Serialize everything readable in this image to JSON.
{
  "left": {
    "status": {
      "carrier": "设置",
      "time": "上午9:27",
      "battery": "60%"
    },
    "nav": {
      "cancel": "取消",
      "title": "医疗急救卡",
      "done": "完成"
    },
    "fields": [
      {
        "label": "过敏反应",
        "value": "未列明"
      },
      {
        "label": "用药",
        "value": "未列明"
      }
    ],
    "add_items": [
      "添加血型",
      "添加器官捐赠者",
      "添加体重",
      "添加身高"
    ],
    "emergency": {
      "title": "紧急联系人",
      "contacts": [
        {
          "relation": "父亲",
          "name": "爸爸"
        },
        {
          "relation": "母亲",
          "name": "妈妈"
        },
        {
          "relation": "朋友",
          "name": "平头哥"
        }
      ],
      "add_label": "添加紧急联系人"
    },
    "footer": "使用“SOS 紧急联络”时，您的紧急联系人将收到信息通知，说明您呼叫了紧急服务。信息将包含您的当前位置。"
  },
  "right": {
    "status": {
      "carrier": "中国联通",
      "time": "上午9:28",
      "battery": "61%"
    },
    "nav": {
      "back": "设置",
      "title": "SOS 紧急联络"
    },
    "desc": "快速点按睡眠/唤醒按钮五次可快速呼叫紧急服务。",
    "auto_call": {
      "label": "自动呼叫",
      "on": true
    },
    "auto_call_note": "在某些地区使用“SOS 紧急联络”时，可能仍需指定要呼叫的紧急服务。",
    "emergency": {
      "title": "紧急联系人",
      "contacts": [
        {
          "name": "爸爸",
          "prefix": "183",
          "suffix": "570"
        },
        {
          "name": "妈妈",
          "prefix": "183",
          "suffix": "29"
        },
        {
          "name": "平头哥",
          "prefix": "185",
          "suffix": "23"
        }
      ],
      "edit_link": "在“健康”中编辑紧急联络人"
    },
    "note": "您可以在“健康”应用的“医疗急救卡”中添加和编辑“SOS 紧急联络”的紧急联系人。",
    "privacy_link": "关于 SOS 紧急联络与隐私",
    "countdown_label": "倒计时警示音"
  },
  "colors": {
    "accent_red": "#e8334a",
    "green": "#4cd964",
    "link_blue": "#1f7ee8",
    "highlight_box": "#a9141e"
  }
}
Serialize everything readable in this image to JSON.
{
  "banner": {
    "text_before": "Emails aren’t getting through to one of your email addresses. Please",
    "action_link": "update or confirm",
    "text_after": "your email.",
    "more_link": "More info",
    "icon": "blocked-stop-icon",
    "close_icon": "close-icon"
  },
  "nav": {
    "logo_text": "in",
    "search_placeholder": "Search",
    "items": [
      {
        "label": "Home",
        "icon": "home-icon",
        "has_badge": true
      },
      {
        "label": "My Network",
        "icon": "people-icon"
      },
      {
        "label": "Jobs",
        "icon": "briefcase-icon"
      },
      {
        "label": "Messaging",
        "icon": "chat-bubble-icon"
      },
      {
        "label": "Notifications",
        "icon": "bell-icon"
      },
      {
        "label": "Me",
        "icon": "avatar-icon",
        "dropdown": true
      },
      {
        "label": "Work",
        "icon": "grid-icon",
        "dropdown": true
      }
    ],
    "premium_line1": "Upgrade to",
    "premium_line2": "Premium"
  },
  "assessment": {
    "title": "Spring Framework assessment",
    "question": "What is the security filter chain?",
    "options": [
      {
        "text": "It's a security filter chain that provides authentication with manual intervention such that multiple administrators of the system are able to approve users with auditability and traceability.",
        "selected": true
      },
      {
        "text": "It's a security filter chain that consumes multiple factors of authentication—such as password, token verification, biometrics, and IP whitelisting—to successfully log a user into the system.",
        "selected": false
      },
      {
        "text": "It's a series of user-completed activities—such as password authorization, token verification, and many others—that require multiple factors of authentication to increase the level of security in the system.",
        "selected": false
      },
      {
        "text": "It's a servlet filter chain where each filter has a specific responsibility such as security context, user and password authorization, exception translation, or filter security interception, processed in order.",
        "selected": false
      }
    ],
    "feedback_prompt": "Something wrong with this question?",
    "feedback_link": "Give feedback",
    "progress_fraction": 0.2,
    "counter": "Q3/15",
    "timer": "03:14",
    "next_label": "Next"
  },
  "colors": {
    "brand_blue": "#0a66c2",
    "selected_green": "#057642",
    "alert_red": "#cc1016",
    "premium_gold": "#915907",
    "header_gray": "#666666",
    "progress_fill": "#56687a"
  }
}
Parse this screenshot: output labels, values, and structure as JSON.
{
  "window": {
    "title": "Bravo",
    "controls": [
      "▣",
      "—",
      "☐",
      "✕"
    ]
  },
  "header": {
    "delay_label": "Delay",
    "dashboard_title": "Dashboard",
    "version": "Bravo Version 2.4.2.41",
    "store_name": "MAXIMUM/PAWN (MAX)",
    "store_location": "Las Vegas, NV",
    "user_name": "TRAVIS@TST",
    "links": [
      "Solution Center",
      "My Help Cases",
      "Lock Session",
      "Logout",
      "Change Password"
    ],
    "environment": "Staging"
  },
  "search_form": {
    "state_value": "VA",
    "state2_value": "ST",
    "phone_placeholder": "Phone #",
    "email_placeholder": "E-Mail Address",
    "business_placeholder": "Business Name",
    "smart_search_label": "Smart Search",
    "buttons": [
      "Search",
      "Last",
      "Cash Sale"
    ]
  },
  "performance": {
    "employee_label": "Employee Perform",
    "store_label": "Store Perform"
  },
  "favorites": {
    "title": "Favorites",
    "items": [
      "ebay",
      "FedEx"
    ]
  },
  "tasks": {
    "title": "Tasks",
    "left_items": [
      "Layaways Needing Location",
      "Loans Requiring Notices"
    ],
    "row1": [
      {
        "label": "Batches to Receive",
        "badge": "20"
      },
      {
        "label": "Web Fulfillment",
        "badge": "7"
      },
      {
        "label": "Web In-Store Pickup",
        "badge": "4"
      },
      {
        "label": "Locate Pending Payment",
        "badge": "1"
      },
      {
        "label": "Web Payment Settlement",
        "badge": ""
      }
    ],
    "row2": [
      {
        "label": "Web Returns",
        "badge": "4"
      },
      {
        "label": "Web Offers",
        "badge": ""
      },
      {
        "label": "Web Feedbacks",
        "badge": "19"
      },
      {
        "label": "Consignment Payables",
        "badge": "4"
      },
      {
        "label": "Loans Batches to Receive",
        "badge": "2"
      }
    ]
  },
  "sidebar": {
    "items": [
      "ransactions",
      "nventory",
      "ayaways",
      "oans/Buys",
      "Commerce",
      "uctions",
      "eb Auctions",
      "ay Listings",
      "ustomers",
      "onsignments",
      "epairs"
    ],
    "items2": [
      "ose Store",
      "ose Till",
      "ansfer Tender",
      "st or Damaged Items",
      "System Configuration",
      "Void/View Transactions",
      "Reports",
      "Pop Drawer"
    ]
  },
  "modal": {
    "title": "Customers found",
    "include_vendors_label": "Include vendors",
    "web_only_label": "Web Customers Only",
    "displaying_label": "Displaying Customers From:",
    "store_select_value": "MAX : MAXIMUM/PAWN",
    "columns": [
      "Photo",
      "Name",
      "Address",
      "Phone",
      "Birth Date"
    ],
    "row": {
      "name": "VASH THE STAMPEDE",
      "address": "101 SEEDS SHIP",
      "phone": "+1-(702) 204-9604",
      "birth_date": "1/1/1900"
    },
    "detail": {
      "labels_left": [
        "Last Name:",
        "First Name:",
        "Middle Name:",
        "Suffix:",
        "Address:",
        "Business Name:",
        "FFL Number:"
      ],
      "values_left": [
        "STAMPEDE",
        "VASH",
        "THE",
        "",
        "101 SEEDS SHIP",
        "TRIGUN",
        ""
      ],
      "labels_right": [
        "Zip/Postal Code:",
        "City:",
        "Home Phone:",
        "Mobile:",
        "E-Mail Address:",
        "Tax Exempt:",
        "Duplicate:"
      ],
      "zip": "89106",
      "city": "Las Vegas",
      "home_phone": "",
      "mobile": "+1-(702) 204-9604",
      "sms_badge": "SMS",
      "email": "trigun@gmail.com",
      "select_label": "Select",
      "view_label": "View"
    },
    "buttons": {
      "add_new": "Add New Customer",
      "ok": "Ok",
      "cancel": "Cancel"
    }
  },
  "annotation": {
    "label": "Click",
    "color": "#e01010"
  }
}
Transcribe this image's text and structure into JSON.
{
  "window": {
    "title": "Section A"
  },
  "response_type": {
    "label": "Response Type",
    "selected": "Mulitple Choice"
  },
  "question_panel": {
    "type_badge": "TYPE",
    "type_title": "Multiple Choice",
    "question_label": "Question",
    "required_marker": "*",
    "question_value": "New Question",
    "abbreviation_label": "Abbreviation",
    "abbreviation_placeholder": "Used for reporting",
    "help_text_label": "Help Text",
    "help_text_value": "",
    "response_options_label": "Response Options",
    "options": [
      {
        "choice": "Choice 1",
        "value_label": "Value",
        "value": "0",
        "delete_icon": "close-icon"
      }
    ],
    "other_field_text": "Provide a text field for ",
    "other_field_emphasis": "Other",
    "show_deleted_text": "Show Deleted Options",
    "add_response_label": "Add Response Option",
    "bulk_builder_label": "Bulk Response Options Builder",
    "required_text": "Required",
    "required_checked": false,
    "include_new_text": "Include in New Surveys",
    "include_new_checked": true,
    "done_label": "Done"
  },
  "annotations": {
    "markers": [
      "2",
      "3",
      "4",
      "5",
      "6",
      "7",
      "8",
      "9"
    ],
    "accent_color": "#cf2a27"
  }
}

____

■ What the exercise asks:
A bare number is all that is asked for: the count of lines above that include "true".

■ Output of the exercise:
6